[Description of the task]
The required lines are those that contain "camera"; pull them out of the data and copy them.

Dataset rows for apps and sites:
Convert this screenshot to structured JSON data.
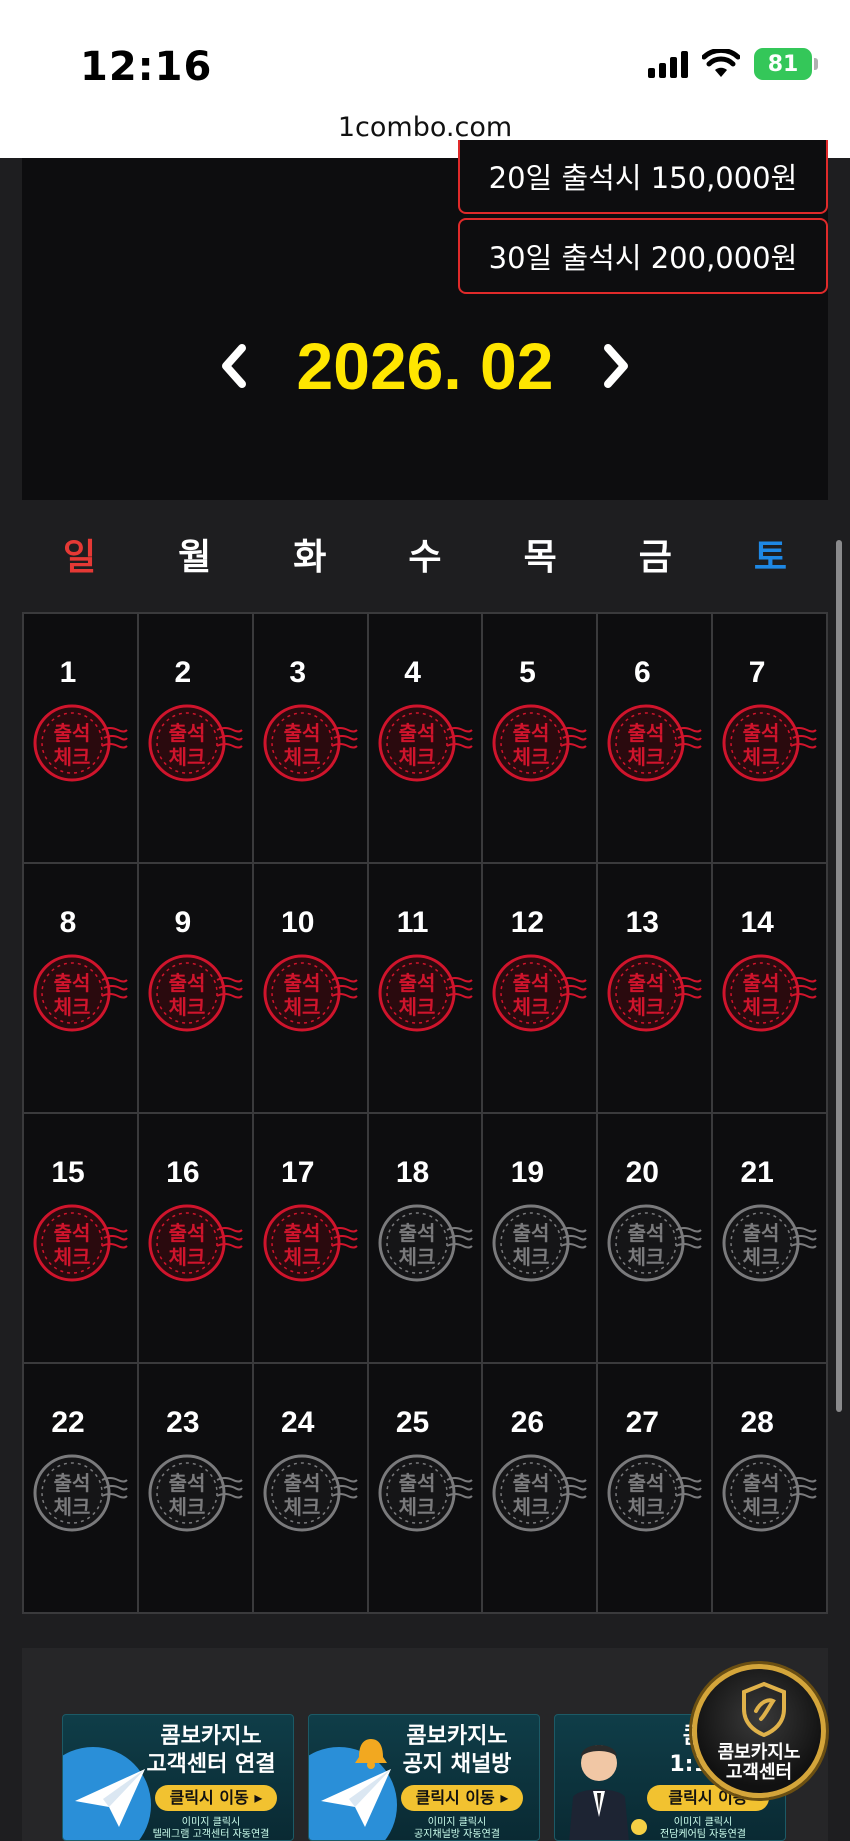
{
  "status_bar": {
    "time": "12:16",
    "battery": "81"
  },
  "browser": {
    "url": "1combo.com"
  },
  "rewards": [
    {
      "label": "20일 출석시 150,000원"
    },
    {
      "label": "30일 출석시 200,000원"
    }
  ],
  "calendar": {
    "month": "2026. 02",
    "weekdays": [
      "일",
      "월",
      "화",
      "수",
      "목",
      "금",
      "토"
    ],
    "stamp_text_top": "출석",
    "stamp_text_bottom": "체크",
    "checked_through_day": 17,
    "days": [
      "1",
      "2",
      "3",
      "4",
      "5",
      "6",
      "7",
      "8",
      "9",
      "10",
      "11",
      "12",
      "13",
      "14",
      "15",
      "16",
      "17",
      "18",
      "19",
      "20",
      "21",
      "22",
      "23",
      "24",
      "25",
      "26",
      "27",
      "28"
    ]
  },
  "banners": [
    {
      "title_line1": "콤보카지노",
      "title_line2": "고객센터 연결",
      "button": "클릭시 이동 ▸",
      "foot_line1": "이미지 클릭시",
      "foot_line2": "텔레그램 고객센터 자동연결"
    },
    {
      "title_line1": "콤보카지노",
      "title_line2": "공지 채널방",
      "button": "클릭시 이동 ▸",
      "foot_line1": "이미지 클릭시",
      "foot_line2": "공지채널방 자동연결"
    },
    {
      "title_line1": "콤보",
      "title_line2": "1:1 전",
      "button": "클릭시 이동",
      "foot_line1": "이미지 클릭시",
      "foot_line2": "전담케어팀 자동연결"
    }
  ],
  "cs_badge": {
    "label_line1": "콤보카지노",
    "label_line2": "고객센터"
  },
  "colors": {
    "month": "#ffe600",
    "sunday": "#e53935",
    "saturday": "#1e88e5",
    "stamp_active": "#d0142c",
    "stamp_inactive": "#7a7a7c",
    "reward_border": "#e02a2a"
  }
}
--
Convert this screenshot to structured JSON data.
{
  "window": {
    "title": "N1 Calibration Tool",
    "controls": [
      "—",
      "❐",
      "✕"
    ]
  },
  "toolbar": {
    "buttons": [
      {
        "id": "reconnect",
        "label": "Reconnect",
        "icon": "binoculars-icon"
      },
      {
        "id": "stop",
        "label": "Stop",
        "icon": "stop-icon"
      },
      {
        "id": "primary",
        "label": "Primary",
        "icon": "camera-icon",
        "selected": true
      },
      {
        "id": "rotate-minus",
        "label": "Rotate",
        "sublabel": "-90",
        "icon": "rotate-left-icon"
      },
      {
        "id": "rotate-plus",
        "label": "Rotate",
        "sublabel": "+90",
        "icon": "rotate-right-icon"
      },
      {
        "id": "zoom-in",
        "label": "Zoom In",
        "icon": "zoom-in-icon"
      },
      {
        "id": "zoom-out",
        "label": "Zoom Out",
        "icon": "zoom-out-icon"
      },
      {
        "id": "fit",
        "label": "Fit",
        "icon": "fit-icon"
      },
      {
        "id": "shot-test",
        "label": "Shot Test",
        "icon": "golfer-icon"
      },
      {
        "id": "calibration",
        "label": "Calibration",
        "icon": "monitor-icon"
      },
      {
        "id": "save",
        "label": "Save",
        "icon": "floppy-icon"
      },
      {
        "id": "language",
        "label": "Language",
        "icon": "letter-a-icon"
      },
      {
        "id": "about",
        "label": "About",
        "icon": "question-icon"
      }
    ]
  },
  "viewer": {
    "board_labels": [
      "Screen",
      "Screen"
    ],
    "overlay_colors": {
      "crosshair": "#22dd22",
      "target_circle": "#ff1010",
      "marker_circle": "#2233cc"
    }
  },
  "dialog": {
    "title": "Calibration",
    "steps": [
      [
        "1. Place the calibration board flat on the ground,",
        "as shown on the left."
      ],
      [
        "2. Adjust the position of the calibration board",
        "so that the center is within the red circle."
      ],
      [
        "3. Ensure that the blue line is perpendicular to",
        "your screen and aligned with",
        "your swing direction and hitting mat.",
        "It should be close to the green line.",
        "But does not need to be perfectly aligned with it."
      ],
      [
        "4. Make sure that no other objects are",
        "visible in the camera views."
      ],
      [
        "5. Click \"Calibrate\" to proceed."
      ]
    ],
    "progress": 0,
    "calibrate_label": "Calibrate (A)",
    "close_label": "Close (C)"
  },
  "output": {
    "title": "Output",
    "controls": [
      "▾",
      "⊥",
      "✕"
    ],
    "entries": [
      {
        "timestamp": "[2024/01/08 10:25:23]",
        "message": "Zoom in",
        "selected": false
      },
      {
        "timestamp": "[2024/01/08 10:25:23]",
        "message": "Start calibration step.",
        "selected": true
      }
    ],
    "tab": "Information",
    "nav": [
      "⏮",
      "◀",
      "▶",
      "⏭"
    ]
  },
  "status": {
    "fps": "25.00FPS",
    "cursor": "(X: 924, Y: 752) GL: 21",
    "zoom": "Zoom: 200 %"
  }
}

[Response]
        "icon": "camera-icon",
        "visible in the camera views."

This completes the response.